Retype all the records below exactly as they are, with no image carried over.
********
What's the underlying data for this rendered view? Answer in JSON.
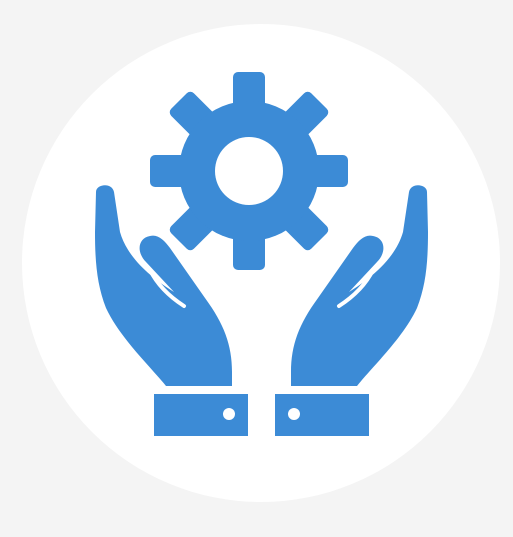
{
  "icon": {
    "name": "hands-holding-gear-icon",
    "colors": {
      "page_background": "#f4f4f4",
      "circle_background": "#ffffff",
      "glyph": "#3c8bd6"
    }
  }
}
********
* [Result]:
What's the underlying data for this rendered view? Answer in JSON.
{
  "icon": {
    "name": "hands-holding-gear-icon",
    "colors": {
      "page_background": "#f4f4f4",
      "circle_background": "#ffffff",
      "glyph": "#3c8bd6"
    }
  }
}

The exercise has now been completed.